One of the most popular posts I wrote for my Gazette blog and reprinted on my Jillian Page blog (jillianpage.com) was about men who self-identify as men and like to wear pantyhose, skirts and other feminine attire. I’ve heard from men all over the world, some of whom sent me photos and wrote guest pieces for me.
Although those posts are no longer available on the Gazette site, a modified version of one of them is on my other blog site and is one of the most-read posts there. So here it is again, with further modifications for this blog.
There is no law that I know of that says a man who dresses en femme at times must identify as a transgender person or a transsexual person or a woman. And long-time readers of my old Gazette blog and my personal blog know that a lot of men wear pantyhose, skirts, blouses and such, and they do not identify as trans people or women. Granted, some do it for fetish reasons, but many dress en femme simply because they enjoy the clothes.
While some may identify as cross-dressers, many don’t, and it would be an insult to them to label them as such. They are simply men who like to wear feminine attire sometimes. Why should a man who dresses in feminine attire be labelled a cross-dresser while a woman who dresses in more masculine attire — even if it has been slightly feminized — not be labelled? It seems to be a double standard, yes?
Indeed, we might all be surprised if we knew just how many guys are wearing female undergarments to work everyday. And why shouldn’t they?
I wonder how many of those guys would wear skirts and blouses or dresses with those hidden femme undergarments to work if they had the same freedom in clothes presentation that women have.
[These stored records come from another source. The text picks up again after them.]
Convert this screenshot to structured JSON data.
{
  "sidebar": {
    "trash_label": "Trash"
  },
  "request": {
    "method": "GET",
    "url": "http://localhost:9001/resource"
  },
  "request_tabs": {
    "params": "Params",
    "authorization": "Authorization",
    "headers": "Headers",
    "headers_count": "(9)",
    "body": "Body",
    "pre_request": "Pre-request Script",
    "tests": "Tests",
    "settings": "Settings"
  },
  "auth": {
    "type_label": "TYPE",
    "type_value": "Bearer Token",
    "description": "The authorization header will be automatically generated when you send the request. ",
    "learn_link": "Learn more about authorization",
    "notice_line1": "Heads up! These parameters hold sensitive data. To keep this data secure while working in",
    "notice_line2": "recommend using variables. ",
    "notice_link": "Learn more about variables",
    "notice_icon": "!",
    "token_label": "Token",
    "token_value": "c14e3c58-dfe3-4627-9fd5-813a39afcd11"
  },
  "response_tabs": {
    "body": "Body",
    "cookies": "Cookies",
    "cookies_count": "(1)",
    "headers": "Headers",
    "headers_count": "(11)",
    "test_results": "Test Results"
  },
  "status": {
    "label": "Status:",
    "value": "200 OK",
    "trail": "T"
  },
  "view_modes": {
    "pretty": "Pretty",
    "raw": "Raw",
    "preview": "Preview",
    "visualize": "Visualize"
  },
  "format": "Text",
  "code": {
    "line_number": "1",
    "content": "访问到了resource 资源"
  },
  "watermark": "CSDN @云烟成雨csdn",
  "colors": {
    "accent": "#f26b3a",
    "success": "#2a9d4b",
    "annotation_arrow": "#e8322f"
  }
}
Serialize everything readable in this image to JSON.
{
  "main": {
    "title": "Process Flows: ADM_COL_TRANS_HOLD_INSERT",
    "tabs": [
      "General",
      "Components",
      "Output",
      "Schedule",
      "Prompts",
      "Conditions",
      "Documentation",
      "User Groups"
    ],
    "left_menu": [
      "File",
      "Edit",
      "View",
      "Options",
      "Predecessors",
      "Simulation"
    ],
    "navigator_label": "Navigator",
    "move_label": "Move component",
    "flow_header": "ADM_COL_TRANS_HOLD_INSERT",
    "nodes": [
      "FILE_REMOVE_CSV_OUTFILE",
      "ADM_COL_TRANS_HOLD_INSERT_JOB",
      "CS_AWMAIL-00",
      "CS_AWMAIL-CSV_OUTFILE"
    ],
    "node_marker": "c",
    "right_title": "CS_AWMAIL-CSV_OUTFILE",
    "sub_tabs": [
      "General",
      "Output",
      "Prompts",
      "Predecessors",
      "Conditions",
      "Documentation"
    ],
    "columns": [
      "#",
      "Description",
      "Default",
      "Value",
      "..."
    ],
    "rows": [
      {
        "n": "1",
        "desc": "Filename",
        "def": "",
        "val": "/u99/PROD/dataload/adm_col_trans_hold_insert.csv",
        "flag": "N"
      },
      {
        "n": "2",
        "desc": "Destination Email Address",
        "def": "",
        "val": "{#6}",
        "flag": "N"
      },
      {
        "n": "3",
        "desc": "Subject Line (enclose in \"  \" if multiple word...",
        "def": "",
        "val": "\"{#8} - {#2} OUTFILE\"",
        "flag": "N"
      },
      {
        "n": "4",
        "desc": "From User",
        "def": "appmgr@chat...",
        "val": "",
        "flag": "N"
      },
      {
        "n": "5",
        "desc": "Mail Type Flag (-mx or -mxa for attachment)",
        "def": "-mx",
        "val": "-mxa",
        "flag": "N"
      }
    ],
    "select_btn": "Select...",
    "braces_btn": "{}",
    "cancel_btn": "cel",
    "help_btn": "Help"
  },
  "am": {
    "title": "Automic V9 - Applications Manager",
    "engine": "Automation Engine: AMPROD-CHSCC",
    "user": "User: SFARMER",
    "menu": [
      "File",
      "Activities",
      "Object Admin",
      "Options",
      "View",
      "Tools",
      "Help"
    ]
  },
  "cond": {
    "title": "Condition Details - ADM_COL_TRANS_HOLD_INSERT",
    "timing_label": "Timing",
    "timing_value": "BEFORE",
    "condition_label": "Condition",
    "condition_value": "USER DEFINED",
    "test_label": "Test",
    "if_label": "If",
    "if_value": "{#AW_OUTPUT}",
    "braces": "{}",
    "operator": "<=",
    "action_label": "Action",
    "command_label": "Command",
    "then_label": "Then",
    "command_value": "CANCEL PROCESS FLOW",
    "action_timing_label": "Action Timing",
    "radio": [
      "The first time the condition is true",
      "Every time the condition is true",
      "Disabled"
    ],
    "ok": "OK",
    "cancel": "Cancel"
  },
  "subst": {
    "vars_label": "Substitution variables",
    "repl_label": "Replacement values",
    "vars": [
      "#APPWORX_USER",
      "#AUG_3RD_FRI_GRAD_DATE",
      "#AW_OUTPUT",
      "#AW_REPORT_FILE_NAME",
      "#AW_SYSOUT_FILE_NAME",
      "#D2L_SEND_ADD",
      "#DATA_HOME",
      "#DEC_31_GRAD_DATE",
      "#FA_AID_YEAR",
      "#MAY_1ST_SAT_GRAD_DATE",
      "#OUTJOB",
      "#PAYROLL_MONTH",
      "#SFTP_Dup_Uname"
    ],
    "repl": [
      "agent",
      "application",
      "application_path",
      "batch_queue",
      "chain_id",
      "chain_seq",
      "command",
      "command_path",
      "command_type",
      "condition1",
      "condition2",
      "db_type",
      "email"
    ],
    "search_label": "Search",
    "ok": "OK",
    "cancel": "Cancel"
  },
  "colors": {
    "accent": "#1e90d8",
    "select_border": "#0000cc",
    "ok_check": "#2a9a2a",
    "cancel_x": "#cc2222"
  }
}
Sadly, men have fewer rights when it comes to clothes.
But is the growing popularity of transgenderism helping their cause, or hurting it? How many men are claiming to be transgender in order to dress in more traditionally feminine garb in public?
I’d like to hear from the guys who dress en femme sometimes but do not identify as transgender people, even if they claim to be in order to have clothes freedom. So many of you have written to me in the past and have had your comments posted in my Gazette blog and my blog at jillianpage.com.
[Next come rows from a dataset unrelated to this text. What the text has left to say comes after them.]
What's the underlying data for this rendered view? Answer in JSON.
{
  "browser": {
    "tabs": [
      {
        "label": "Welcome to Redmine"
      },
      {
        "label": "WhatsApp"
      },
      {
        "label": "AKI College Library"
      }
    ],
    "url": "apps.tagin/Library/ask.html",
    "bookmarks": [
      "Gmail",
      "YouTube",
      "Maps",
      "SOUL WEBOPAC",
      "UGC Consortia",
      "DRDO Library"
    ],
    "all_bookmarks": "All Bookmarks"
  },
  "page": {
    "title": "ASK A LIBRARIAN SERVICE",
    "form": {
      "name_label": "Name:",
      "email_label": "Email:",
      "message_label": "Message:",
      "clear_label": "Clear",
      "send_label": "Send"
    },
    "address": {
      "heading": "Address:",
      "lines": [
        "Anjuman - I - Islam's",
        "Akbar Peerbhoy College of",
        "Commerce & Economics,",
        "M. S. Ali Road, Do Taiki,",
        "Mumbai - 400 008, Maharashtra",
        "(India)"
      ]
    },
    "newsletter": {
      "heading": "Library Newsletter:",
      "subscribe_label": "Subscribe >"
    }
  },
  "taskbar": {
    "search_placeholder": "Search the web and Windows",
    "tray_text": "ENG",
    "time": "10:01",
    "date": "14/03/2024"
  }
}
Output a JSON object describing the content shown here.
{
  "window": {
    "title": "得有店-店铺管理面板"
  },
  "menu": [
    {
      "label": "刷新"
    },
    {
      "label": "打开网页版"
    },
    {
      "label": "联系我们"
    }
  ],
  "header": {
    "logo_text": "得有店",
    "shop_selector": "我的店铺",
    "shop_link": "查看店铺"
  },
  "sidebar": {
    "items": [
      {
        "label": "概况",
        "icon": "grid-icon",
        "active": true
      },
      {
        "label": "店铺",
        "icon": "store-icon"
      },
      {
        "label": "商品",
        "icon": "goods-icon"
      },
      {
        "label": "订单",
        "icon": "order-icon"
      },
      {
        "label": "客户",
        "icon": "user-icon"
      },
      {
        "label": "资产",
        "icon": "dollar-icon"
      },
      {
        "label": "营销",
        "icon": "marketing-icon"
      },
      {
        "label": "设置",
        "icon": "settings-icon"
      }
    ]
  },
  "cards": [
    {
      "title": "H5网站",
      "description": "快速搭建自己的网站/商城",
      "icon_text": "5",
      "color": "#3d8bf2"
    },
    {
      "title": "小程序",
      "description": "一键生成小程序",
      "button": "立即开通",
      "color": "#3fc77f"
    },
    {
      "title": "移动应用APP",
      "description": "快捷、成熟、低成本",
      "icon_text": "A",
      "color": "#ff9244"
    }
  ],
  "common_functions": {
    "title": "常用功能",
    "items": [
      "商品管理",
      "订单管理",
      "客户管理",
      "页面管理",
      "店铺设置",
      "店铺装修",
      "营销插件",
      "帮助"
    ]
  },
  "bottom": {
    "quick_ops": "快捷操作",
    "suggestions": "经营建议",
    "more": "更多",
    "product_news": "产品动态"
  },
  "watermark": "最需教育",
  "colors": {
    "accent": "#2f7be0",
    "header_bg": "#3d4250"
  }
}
You are invited now to carry the discussion forward.
— Jillian Page, LGBT Perspectives editor
“Let harmlessness be the keynote of your life.” — Alice Bailey